▸ **What you will do**
All the records that follow need to be reproduced exactly. Omit the images.

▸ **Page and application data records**
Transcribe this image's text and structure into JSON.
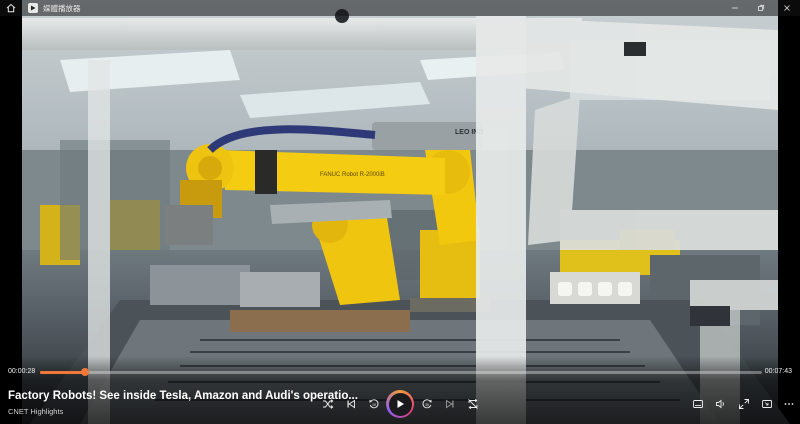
{
  "window": {
    "app_title": "媒體播放器"
  },
  "player": {
    "current_time": "00:00:28",
    "total_time": "00:07:43",
    "progress": 0.063,
    "title": "Factory Robots! See inside Tesla, Amazon and Audi's operatio...",
    "subtitle": "CNET Highlights"
  },
  "video_frame": {
    "robot_label": "FANUC Robot R-2000iB",
    "robot_badge": "LEO IND"
  },
  "colors": {
    "accent": "#f0793a",
    "robot_yellow": "#f2c80f",
    "play_gradient": [
      "#f29a3a",
      "#e0407a",
      "#8a5cf0"
    ]
  },
  "icons": {
    "home": "home-icon",
    "app": "play-icon",
    "minimize": "minimize-icon",
    "maximize": "maximize-icon",
    "close": "close-icon",
    "shuffle": "shuffle-icon",
    "previous": "previous-icon",
    "rewind": "rewind-10-icon",
    "play": "play-icon",
    "forward": "forward-30-icon",
    "next": "next-icon",
    "repeat": "repeat-off-icon",
    "caption": "caption-icon",
    "volume": "volume-icon",
    "fullscreen": "fullscreen-icon",
    "miniplayer": "miniplayer-icon",
    "more": "more-icon"
  }
}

▸ **Answer box**
Transcribe this image's text and structure into JSON.
{
  "window": {
    "app_title": "媒體播放器"
  },
  "player": {
    "current_time": "00:00:28",
    "total_time": "00:07:43",
    "progress": 0.063,
    "title": "Factory Robots! See inside Tesla, Amazon and Audi's operatio...",
    "subtitle": "CNET Highlights"
  },
  "video_frame": {
    "robot_label": "FANUC Robot R-2000iB",
    "robot_badge": "LEO IND"
  },
  "colors": {
    "accent": "#f0793a",
    "robot_yellow": "#f2c80f",
    "play_gradient": [
      "#f29a3a",
      "#e0407a",
      "#8a5cf0"
    ]
  },
  "icons": {
    "home": "home-icon",
    "app": "play-icon",
    "minimize": "minimize-icon",
    "maximize": "maximize-icon",
    "close": "close-icon",
    "shuffle": "shuffle-icon",
    "previous": "previous-icon",
    "rewind": "rewind-10-icon",
    "play": "play-icon",
    "forward": "forward-30-icon",
    "next": "next-icon",
    "repeat": "repeat-off-icon",
    "caption": "caption-icon",
    "volume": "volume-icon",
    "fullscreen": "fullscreen-icon",
    "miniplayer": "miniplayer-icon",
    "more": "more-icon"
  }
}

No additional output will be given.